Information supplied ::
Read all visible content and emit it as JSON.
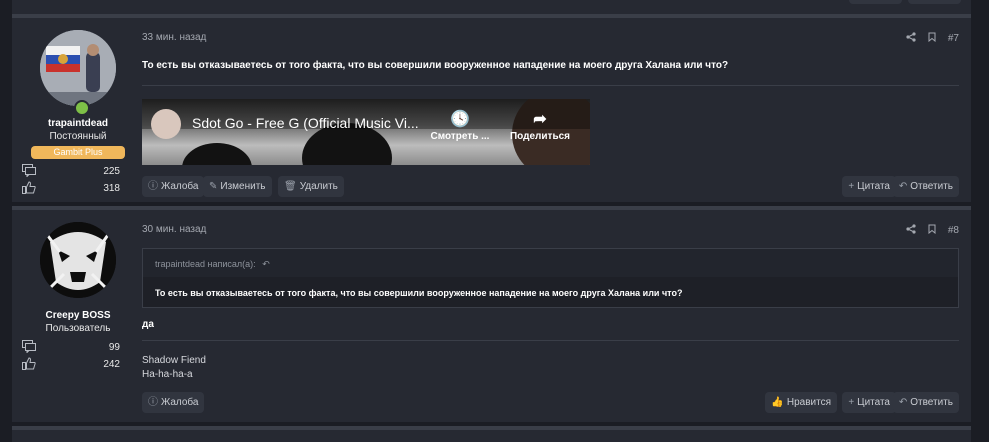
{
  "posts": [
    {
      "time": "33 мин. назад",
      "number": "#7",
      "user": {
        "name": "trapaintdead",
        "title": "Постоянный",
        "badge": "Gambit Plus",
        "messages": "225",
        "reactions": "318",
        "online": true
      },
      "message": "То есть вы отказываетесь от того факта, что вы совершили вооруженное нападение на моего друга Халана или что?",
      "video": {
        "title": "Sdot Go - Free G (Official Music Vi...",
        "watch_label": "Смотреть ...",
        "share_label": "Поделиться"
      },
      "actions_left": [
        "Жалоба",
        "Изменить",
        "Удалить"
      ],
      "actions_right": [
        "Цитата",
        "Ответить"
      ]
    },
    {
      "time": "30 мин. назад",
      "number": "#8",
      "user": {
        "name": "Creepy BOSS",
        "title": "Пользователь",
        "messages": "99",
        "reactions": "242"
      },
      "quote": {
        "author_line": "trapaintdead написал(а):",
        "text": "То есть вы отказываетесь от того факта, что вы совершили вооруженное нападение на моего друга Халана или что?"
      },
      "message": "да",
      "signature": [
        "Shadow Fiend",
        "Ha-ha-ha-a"
      ],
      "actions_left": [
        "Жалоба"
      ],
      "actions_right": [
        "Нравится",
        "Цитата",
        "Ответить"
      ]
    }
  ],
  "colors": {
    "page_bg": "#1b1d24",
    "post_bg": "#262932",
    "border": "#3a3e48",
    "badge": "#f0b75b",
    "online": "#7ec047"
  }
}
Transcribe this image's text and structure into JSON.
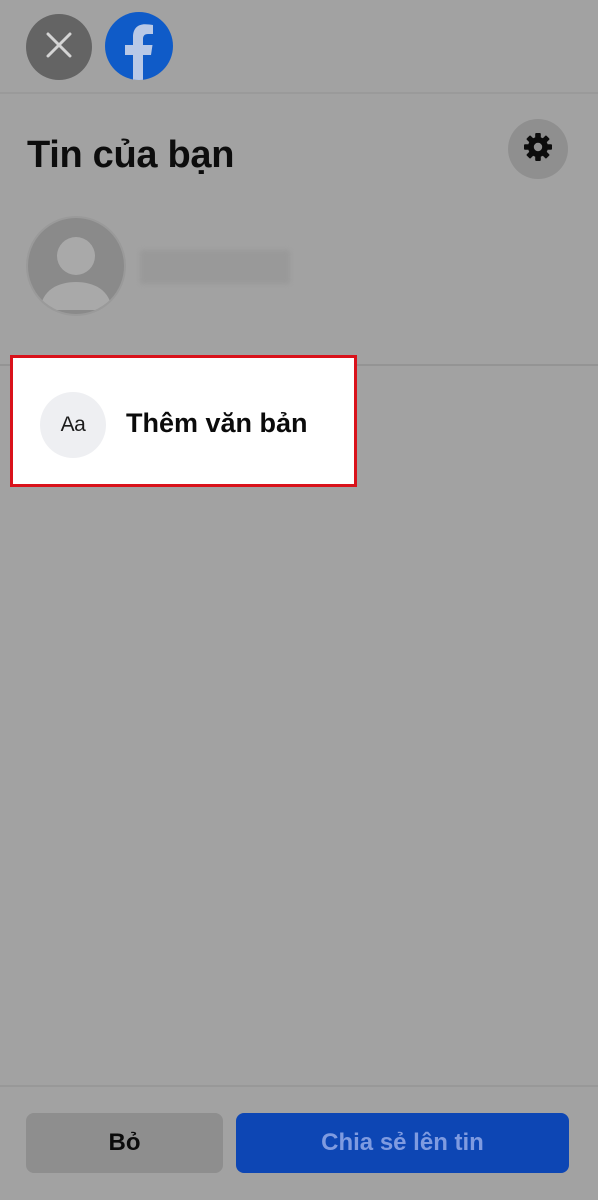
{
  "header": {
    "close_icon": "close-icon",
    "logo_icon": "facebook-logo-icon"
  },
  "main": {
    "title": "Tin của bạn",
    "settings_icon": "gear-icon",
    "profile": {
      "avatar_icon": "default-avatar-icon"
    },
    "options": [
      {
        "icon_text": "Aa",
        "label": "Thêm văn bản"
      }
    ]
  },
  "footer": {
    "discard_label": "Bỏ",
    "share_label": "Chia sẻ lên tin"
  },
  "colors": {
    "overlay": "#a2a2a2",
    "facebook_blue": "#0f5bc8",
    "share_button": "#0d46b4",
    "highlight_border": "#d9121b"
  }
}
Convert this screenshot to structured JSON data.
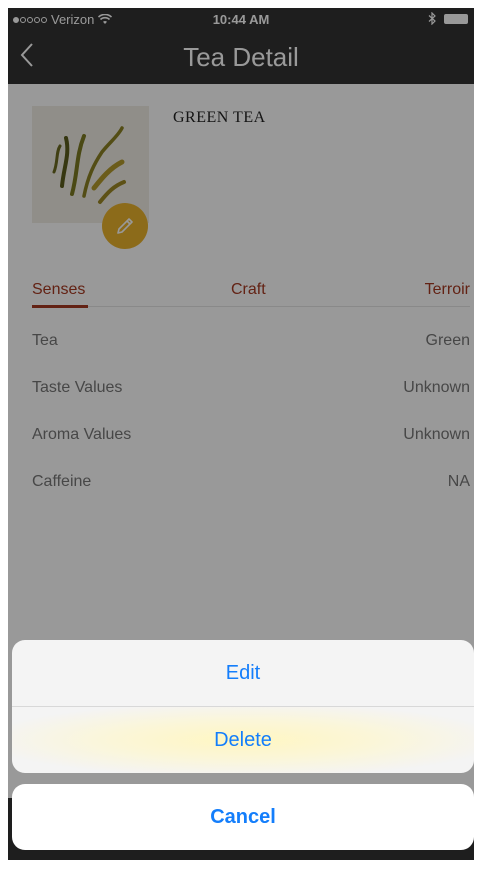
{
  "status_bar": {
    "carrier": "Verizon",
    "time": "10:44 AM",
    "signal_filled": 1,
    "signal_total": 5
  },
  "nav": {
    "title": "Tea Detail",
    "back_icon": "chevron-left-icon"
  },
  "tea": {
    "name": "GREEN TEA",
    "image_icon": "tea-leaves-image",
    "edit_icon": "pencil-icon"
  },
  "tabs": [
    {
      "label": "Senses",
      "selected": true
    },
    {
      "label": "Craft",
      "selected": false
    },
    {
      "label": "Terroir",
      "selected": false
    }
  ],
  "details": [
    {
      "label": "Tea",
      "value": "Green"
    },
    {
      "label": "Taste Values",
      "value": "Unknown"
    },
    {
      "label": "Aroma Values",
      "value": "Unknown"
    },
    {
      "label": "Caffeine",
      "value": "NA"
    }
  ],
  "action_sheet": {
    "edit_label": "Edit",
    "delete_label": "Delete",
    "cancel_label": "Cancel"
  },
  "colors": {
    "accent": "#a63a22",
    "nav_bg": "#333333",
    "badge": "#e9b22c",
    "ios_blue": "#147efb"
  }
}
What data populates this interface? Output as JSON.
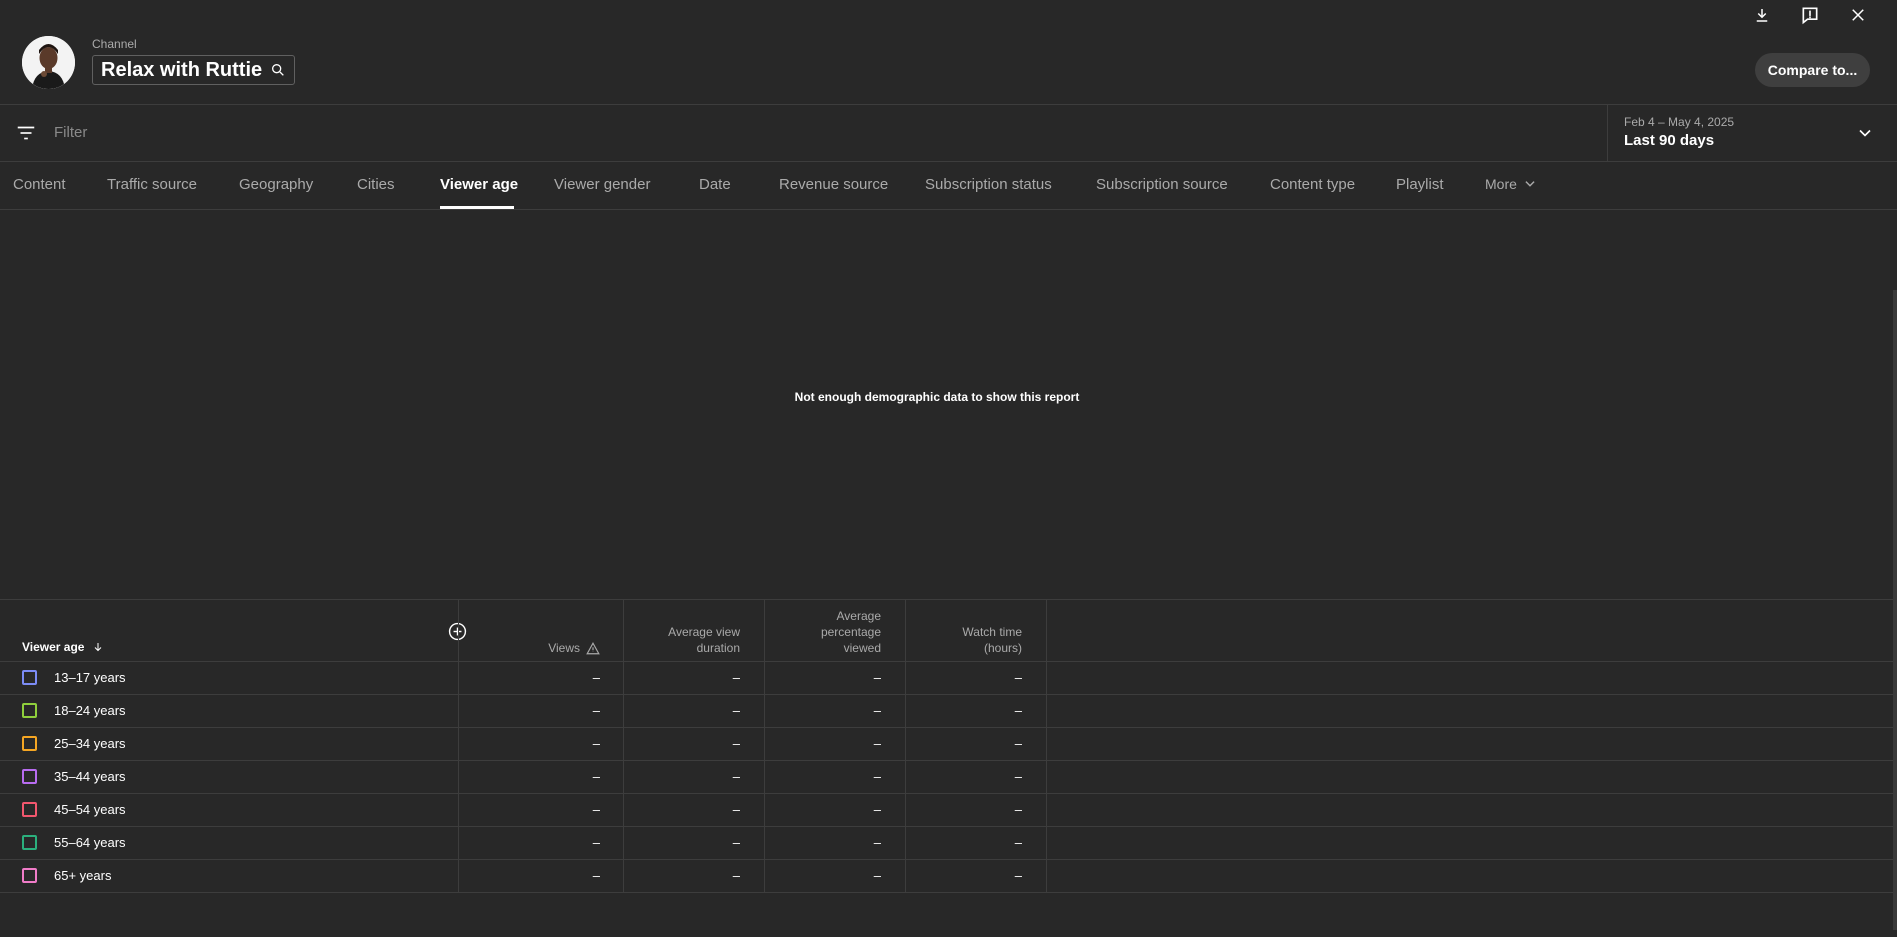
{
  "header": {
    "channel_caption": "Channel",
    "channel_name": "Relax with Ruttie",
    "compare_label": "Compare to..."
  },
  "filter": {
    "placeholder": "Filter"
  },
  "date_range": {
    "range": "Feb 4 – May 4, 2025",
    "label": "Last 90 days"
  },
  "tabs": [
    {
      "label": "Content"
    },
    {
      "label": "Traffic source"
    },
    {
      "label": "Geography"
    },
    {
      "label": "Cities"
    },
    {
      "label": "Viewer age"
    },
    {
      "label": "Viewer gender"
    },
    {
      "label": "Date"
    },
    {
      "label": "Revenue source"
    },
    {
      "label": "Subscription status"
    },
    {
      "label": "Subscription source"
    },
    {
      "label": "Content type"
    },
    {
      "label": "Playlist"
    }
  ],
  "more_tab": "More",
  "active_tab": "Viewer age",
  "chart_message": "Not enough demographic data to show this report",
  "table": {
    "dimension_header": "Viewer age",
    "columns": [
      {
        "line1": "",
        "line2": "",
        "line3": "Views"
      },
      {
        "line1": "",
        "line2": "Average view",
        "line3": "duration"
      },
      {
        "line1": "Average",
        "line2": "percentage",
        "line3": "viewed"
      },
      {
        "line1": "",
        "line2": "Watch time",
        "line3": "(hours)"
      }
    ],
    "rows": [
      {
        "label": "13–17 years",
        "color": "#7c8cf5",
        "values": [
          "–",
          "–",
          "–",
          "–"
        ]
      },
      {
        "label": "18–24 years",
        "color": "#8fcf3c",
        "values": [
          "–",
          "–",
          "–",
          "–"
        ]
      },
      {
        "label": "25–34 years",
        "color": "#f5a623",
        "values": [
          "–",
          "–",
          "–",
          "–"
        ]
      },
      {
        "label": "35–44 years",
        "color": "#b86cf0",
        "values": [
          "–",
          "–",
          "–",
          "–"
        ]
      },
      {
        "label": "45–54 years",
        "color": "#f2576e",
        "values": [
          "–",
          "–",
          "–",
          "–"
        ]
      },
      {
        "label": "55–64 years",
        "color": "#2bb07d",
        "values": [
          "–",
          "–",
          "–",
          "–"
        ]
      },
      {
        "label": "65+ years",
        "color": "#f07cc8",
        "values": [
          "–",
          "–",
          "–",
          "–"
        ]
      }
    ]
  },
  "icons": {
    "download": "download-icon",
    "feedback": "feedback-icon",
    "close": "close-icon",
    "search": "search-icon",
    "filter": "filter-icon",
    "chevron": "chevron-down-icon",
    "sort": "arrow-down-icon",
    "add": "add-column-icon",
    "warning": "warning-icon"
  }
}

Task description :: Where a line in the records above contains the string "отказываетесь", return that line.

Output ::
      "message": "То есть вы отказываетесь от того факта, что вы совершили вооруженное нападение на моего друга Халана или что?",
        "text": "То есть вы отказываетесь от того факта, что вы совершили вооруженное нападение на моего друга Халана или что?"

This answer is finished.